> _Assignment_: Lines in the listing below that contain the string "placeholder" are to be found and copied.

> _Given information_:
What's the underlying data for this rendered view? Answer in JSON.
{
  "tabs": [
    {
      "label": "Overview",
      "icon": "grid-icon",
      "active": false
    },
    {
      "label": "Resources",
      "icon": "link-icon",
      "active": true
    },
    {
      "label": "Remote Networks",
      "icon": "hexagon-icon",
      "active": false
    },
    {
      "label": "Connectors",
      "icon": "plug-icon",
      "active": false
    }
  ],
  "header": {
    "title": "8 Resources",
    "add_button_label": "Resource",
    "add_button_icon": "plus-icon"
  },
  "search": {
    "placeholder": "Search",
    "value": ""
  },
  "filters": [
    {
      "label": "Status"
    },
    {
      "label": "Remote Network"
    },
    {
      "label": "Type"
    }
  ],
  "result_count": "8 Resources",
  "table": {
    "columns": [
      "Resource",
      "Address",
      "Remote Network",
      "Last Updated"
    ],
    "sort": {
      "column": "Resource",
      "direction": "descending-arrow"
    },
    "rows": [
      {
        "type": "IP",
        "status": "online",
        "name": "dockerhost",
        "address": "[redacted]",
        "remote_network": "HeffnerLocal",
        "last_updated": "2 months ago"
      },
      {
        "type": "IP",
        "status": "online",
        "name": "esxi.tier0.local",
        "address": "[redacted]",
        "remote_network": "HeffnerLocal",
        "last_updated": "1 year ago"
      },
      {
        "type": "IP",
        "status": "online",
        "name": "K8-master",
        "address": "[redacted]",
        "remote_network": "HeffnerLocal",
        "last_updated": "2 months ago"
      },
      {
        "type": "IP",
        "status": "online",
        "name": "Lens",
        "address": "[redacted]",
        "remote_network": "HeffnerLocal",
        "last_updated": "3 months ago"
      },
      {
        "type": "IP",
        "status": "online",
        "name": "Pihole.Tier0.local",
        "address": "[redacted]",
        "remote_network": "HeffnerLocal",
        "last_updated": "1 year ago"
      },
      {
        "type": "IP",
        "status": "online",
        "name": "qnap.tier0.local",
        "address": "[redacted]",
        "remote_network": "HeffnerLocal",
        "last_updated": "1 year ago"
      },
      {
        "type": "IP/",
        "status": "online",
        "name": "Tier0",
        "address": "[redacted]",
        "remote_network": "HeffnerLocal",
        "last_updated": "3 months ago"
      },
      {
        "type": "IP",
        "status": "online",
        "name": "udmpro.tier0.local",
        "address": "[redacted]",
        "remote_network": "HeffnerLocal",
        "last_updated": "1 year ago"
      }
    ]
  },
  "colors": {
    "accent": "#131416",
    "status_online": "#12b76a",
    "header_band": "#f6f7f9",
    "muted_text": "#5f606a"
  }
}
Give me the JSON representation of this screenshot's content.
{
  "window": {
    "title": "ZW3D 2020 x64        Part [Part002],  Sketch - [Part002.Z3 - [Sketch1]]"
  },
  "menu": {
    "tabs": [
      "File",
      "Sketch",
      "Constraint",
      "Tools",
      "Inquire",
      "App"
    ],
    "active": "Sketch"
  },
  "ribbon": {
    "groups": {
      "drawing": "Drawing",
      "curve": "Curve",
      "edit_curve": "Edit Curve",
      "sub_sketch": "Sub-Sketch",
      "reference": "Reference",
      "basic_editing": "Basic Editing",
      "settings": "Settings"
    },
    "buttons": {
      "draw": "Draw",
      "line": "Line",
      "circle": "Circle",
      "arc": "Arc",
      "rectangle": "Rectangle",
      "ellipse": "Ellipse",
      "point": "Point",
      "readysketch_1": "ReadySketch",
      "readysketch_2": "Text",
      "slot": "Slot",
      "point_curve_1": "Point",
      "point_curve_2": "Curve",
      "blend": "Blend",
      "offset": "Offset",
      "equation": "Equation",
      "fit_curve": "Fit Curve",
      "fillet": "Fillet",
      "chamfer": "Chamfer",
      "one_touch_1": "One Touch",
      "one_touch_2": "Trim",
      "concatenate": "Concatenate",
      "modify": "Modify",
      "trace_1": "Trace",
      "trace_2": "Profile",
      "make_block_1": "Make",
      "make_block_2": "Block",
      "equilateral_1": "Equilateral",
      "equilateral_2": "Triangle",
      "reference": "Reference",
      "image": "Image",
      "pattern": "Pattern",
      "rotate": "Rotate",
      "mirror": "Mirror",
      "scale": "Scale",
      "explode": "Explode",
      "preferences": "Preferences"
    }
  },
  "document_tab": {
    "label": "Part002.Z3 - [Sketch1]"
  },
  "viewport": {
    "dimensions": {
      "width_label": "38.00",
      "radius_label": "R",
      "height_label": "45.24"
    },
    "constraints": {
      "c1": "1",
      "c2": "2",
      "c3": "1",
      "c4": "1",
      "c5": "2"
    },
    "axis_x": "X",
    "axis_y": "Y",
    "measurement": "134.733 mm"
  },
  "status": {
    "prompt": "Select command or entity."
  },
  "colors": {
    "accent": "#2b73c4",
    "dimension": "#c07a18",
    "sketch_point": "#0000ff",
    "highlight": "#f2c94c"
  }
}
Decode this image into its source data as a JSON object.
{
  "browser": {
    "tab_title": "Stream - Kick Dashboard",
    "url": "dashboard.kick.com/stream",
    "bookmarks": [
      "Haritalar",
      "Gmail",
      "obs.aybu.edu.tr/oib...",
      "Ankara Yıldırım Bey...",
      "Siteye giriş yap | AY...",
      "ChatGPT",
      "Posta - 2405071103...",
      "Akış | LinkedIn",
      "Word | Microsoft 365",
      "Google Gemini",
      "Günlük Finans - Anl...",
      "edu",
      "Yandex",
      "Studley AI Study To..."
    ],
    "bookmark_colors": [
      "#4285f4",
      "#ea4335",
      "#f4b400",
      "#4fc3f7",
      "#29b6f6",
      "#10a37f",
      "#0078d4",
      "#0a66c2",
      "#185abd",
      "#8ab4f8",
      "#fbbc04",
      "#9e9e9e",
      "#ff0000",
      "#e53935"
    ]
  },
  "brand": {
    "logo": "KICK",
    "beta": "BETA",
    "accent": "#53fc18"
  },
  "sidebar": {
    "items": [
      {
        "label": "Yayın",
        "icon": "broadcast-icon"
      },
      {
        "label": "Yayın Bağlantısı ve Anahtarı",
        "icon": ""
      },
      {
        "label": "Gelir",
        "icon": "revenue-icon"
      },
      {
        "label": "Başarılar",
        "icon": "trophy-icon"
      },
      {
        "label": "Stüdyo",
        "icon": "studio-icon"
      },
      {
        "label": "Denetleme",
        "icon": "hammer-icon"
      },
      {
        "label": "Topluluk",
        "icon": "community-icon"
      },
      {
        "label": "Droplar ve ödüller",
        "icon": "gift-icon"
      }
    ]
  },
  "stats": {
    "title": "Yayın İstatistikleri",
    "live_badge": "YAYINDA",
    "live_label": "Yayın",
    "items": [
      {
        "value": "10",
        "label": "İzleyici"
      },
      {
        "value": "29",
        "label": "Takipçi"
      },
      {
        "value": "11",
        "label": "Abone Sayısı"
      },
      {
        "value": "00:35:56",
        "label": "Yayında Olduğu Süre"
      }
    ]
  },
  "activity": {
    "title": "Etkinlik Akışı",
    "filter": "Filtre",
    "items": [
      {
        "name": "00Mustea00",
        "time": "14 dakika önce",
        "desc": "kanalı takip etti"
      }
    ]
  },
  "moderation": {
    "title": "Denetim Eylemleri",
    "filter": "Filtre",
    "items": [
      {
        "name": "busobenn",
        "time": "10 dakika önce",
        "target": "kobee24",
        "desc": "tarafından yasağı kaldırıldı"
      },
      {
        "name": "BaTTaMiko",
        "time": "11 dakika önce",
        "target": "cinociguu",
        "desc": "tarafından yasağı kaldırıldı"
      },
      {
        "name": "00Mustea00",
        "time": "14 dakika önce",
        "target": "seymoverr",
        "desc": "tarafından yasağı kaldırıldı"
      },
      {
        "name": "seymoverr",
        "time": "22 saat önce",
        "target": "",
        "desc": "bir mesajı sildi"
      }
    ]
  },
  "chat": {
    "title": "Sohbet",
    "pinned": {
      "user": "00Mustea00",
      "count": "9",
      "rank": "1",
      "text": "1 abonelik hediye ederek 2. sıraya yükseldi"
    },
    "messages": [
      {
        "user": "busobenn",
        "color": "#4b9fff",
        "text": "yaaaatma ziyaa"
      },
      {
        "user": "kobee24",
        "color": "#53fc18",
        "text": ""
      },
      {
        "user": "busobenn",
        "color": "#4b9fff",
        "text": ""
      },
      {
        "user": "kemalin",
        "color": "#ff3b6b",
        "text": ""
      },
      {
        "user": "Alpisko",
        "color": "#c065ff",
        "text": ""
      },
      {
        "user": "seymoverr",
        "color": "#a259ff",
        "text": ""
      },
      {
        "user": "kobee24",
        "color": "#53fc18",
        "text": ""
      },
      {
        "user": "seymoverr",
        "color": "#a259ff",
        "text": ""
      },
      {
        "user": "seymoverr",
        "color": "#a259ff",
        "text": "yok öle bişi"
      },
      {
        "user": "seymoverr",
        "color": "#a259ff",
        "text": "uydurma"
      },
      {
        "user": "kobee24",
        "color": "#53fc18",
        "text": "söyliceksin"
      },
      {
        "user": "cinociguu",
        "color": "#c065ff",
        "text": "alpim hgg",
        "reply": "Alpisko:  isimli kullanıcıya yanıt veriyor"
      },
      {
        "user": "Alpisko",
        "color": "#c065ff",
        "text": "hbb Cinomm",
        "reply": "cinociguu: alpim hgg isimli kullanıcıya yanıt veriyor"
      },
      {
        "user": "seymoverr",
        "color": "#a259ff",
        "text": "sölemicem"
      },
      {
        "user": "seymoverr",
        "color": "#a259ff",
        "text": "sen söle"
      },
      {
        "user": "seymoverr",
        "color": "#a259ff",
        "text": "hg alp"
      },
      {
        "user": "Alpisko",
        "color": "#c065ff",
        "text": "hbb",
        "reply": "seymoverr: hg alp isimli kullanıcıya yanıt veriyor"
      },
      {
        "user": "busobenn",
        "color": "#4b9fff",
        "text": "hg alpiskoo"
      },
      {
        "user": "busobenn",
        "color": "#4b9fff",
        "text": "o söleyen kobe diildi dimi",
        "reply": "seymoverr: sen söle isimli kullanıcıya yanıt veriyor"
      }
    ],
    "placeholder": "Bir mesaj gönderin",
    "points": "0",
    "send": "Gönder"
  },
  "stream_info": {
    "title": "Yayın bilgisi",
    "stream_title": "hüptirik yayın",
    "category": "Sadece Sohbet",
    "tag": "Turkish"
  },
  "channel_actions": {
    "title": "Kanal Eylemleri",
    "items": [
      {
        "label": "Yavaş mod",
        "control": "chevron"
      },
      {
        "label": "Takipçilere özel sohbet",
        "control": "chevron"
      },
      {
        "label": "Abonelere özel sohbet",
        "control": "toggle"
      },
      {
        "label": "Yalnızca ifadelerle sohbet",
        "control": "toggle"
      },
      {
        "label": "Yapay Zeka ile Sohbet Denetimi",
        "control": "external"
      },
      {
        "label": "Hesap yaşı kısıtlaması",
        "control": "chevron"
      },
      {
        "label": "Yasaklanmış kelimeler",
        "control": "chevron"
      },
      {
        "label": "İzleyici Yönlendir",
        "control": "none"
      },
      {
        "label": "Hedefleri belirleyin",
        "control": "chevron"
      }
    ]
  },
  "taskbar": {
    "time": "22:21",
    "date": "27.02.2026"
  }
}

> _Output of the exercise_:
    "placeholder": "Search",
    "placeholder": "Bir mesaj gönderin",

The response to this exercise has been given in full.